The conflict was a disaster unheard of in the modern history of Eastern Europe. The problem for Pirani’s reading, as we’ve shown above and as well-documented reports show, is that it was not the rebels and citizens of Eastern Ukraine who started the war. They joined the local militia in order to defend themselves. The war was provoked by a frontal military attack organized by the Kyiv government in concert with paramilitary forces such as the Azov Battalion whose fascist sympathies we need not speculate about, since they openly boast of them.

Under any definite conditions, to be “against war” one must ensure that the terms on which the war will end can guarantee a stable peace. Our views on that are clear. The ‘side’ we support are the people of the Eastern republics, in common neither with Kyiv nor certainly the Kremlin. Clearly we don’t expect Pirani to agree with this but it is a legitimate view that deserves to be heard. But there is a further point: Pirani says nothing about Kiyiv’s own role in the war. At the very least, if there is to be peace, the Ukrainian government needs to stop attacking the people of their own country. It needs to acknowledge the rights of people of Donbass, and all other regions of Ukraine, to be in charge of their own fate. It needs to introduce its promised – but long-delayed – legislation guaranteeing regional autonomy, and withdraw its troops. As for Britain, it should be playing no role in stirring up this dangerous conflict and should cease training Ukrainian Troops – a point to which Pirani, who lays claim to a committed anti-war stance, makes no reference. This is indeed a programme to Stop The War in Ukraine, and neither Pirani’s, nor Gilligan’s, nor Johnson’s campaign of misinformation should dupe the British people into yet another war in a place they have no business being.


EDITOR’S NOTE: We remind our readers that publication of articles on our site does not mean that we agree with what is written. Our policy is to publish anything which we consider of interest, so as to assist our readers in forming their opinions. Sometimes we even publish articles with which we totally disagree, since we believe it is important for our readers to be informed on as wide a spectrum of views as possible.
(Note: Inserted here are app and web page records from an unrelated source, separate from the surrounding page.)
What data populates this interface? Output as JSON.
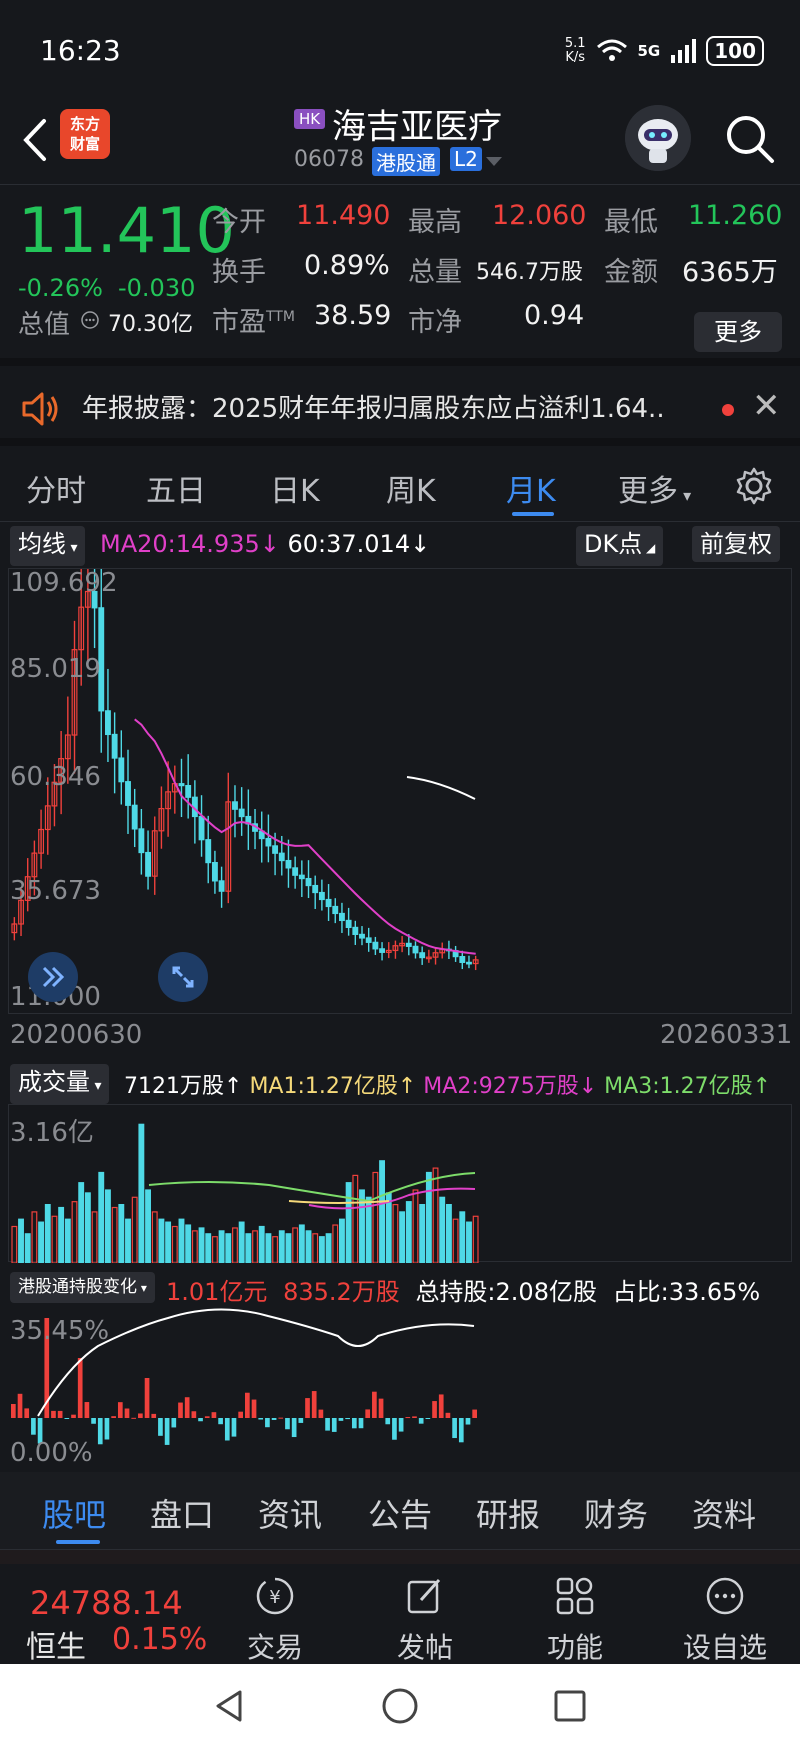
{
  "status": {
    "time": "16:23",
    "speed_top": "5.1",
    "speed_unit": "K/s",
    "network": "5G",
    "battery": "100"
  },
  "header": {
    "logo_line1": "东方",
    "logo_line2": "财富",
    "market_badge": "HK",
    "name": "海吉亚医疗",
    "code": "06078",
    "tag_connect": "港股通",
    "tag_level": "L2"
  },
  "quote": {
    "price": "11.410",
    "change_pct": "-0.26%",
    "change_abs": "-0.030",
    "open_label": "今开",
    "open": "11.490",
    "high_label": "最高",
    "high": "12.060",
    "low_label": "最低",
    "low": "11.260",
    "turnover_label": "换手",
    "turnover": "0.89%",
    "volume_label": "总量",
    "volume": "546.7万股",
    "amount_label": "金额",
    "amount": "6365万",
    "mktcap_label": "总值",
    "mktcap": "70.30亿",
    "pe_label": "市盈",
    "pe_sup": "TTM",
    "pe": "38.59",
    "pb_label": "市净",
    "pb": "0.94",
    "more": "更多"
  },
  "notice": {
    "text": "年报披露：2025财年年报归属股东应占溢利1.64.."
  },
  "tabs": [
    "分时",
    "五日",
    "日K",
    "周K",
    "月K",
    "更多"
  ],
  "kline": {
    "ma_selector": "均线",
    "ma20": "MA20:14.935↓",
    "ma60": "60:37.014↓",
    "dk_button": "DK点",
    "adjust_button": "前复权",
    "y_labels": [
      "109.692",
      "85.019",
      "60.346",
      "35.673",
      "11.000"
    ],
    "date_start": "20200630",
    "date_end": "20260331"
  },
  "volume": {
    "selector": "成交量",
    "value": "7121万股↑",
    "ma1": "MA1:1.27亿股↑",
    "ma2": "MA2:9275万股↓",
    "ma3": "MA3:1.27亿股↑",
    "y_max": "3.16亿"
  },
  "holding": {
    "selector": "港股通持股变化",
    "amount": "1.01亿元",
    "shares": "835.2万股",
    "total": "总持股:2.08亿股",
    "ratio": "占比:33.65%",
    "y_max": "35.45%",
    "y_min": "0.00%"
  },
  "subnav": [
    "股吧",
    "盘口",
    "资讯",
    "公告",
    "研报",
    "财务",
    "资料"
  ],
  "bottom": {
    "index_value": "24788.14",
    "index_name": "恒生",
    "index_pct": "0.15%",
    "items": [
      "交易",
      "发帖",
      "功能",
      "设自选"
    ]
  },
  "colors": {
    "up": "#f0413c",
    "down": "#4fd9e6",
    "accent": "#3d8bf0",
    "ma20": "#e040c8",
    "ma60": "#ffffff"
  }
}
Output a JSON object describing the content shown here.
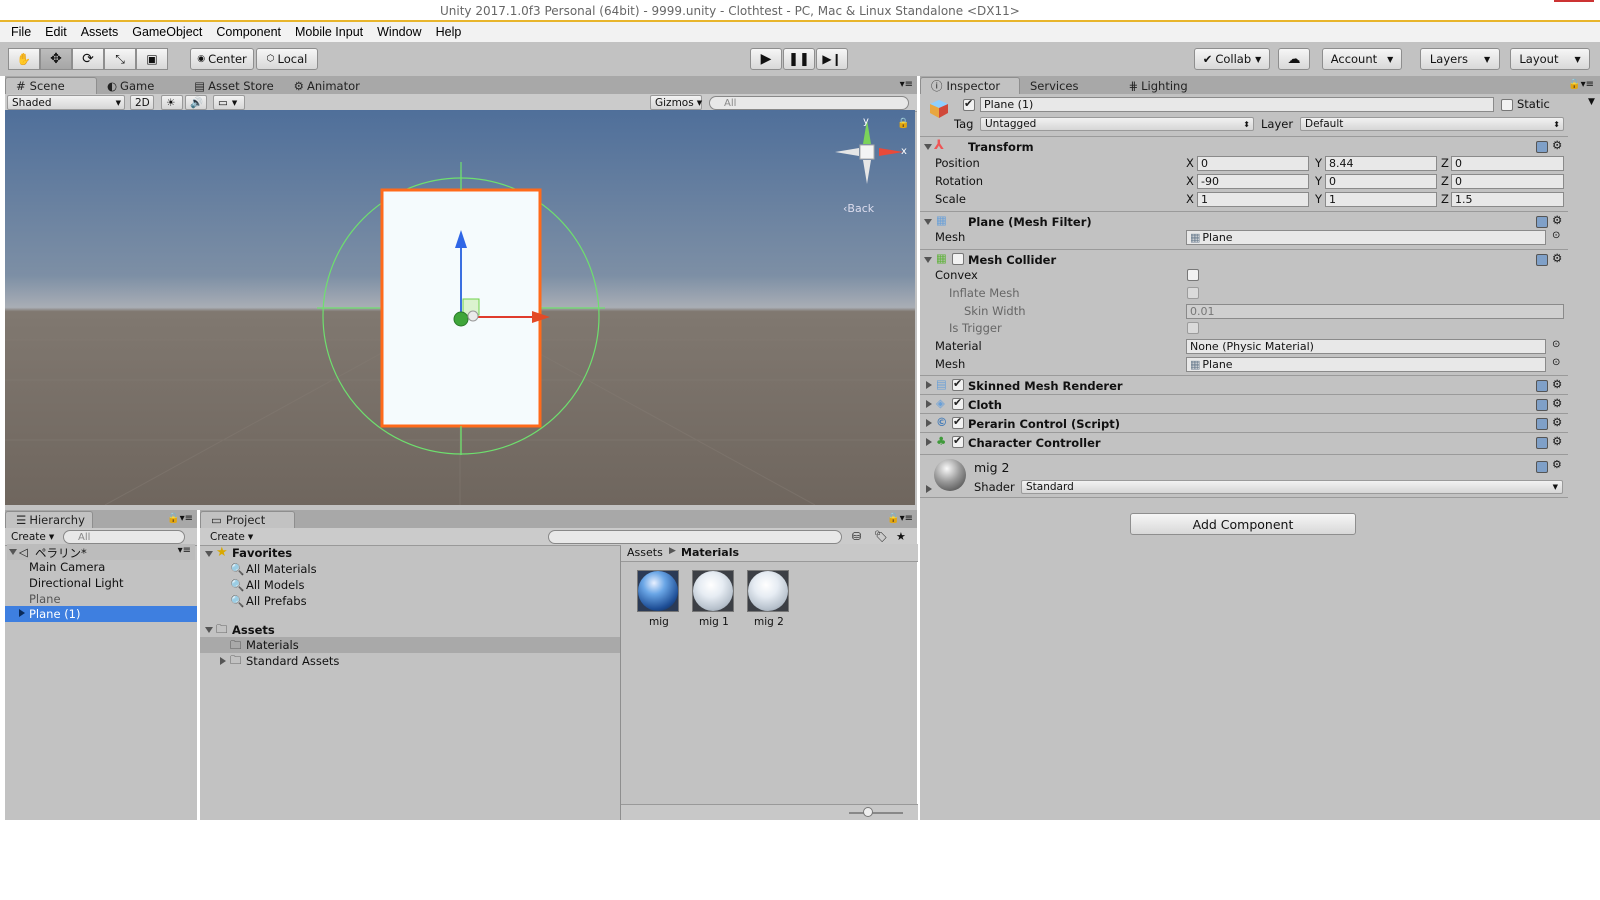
{
  "window": {
    "title_partial": "Unity 2017.1.0f3 Personal (64bit) - 9999.unity - Clothtest - PC, Mac & Linux Standalone <DX11>"
  },
  "menu": [
    "File",
    "Edit",
    "Assets",
    "GameObject",
    "Component",
    "Mobile Input",
    "Window",
    "Help"
  ],
  "toolbar": {
    "pivot_label": "Center",
    "space_label": "Local",
    "collab_label": "Collab",
    "account_label": "Account",
    "layers_label": "Layers",
    "layout_label": "Layout"
  },
  "scene_tabs": [
    "Scene",
    "Game",
    "Asset Store",
    "Animator"
  ],
  "scene_bar": {
    "shading": "Shaded",
    "mode2d": "2D",
    "gizmos": "Gizmos",
    "search_placeholder": "All"
  },
  "gizmo": {
    "y_label": "y",
    "x_label": "x",
    "back_label": "Back"
  },
  "inspector_tabs": [
    "Inspector",
    "Services",
    "Lighting"
  ],
  "inspector": {
    "object_name": "Plane (1)",
    "static_label": "Static",
    "tag_label": "Tag",
    "tag_value": "Untagged",
    "layer_label": "Layer",
    "layer_value": "Default",
    "transform": {
      "title": "Transform",
      "position_label": "Position",
      "rotation_label": "Rotation",
      "scale_label": "Scale",
      "axis_x": "X",
      "axis_y": "Y",
      "axis_z": "Z",
      "position": {
        "x": "0",
        "y": "8.44",
        "z": "0"
      },
      "rotation": {
        "x": "-90",
        "y": "0",
        "z": "0"
      },
      "scale": {
        "x": "1",
        "y": "1",
        "z": "1.5"
      }
    },
    "mesh_filter": {
      "title": "Plane (Mesh Filter)",
      "mesh_label": "Mesh",
      "mesh_value": "Plane"
    },
    "mesh_collider": {
      "title": "Mesh Collider",
      "convex_label": "Convex",
      "inflate_label": "Inflate Mesh",
      "skin_label": "Skin Width",
      "skin_value": "0.01",
      "trigger_label": "Is Trigger",
      "material_label": "Material",
      "material_value": "None (Physic Material)",
      "mesh_label": "Mesh",
      "mesh_value": "Plane"
    },
    "components": [
      "Skinned Mesh Renderer",
      "Cloth",
      "Perarin Control (Script)",
      "Character Controller"
    ],
    "material": {
      "name": "mig 2",
      "shader_label": "Shader",
      "shader_value": "Standard"
    },
    "add_component": "Add Component"
  },
  "hierarchy": {
    "tab": "Hierarchy",
    "create": "Create",
    "search_placeholder": "All",
    "scene_name": "ペラリン*",
    "items": [
      "Main Camera",
      "Directional Light",
      "Plane",
      "Plane (1)"
    ]
  },
  "project": {
    "tab": "Project",
    "create": "Create",
    "favorites": "Favorites",
    "fav_items": [
      "All Materials",
      "All Models",
      "All Prefabs"
    ],
    "assets": "Assets",
    "asset_items": [
      "Materials",
      "Standard Assets"
    ],
    "breadcrumb_root": "Assets",
    "breadcrumb_current": "Materials",
    "materials": [
      "mig",
      "mig 1",
      "mig 2"
    ]
  },
  "colors": {
    "selection": "#3e7fe0",
    "panel": "#c2c2c2",
    "orange_outline": "#ff6a1a"
  }
}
Recent Posts
Contact Us

We're not around right now. But you can send us an email and we'll get back to you, asap.

Start typing and press Enter to search

Translate »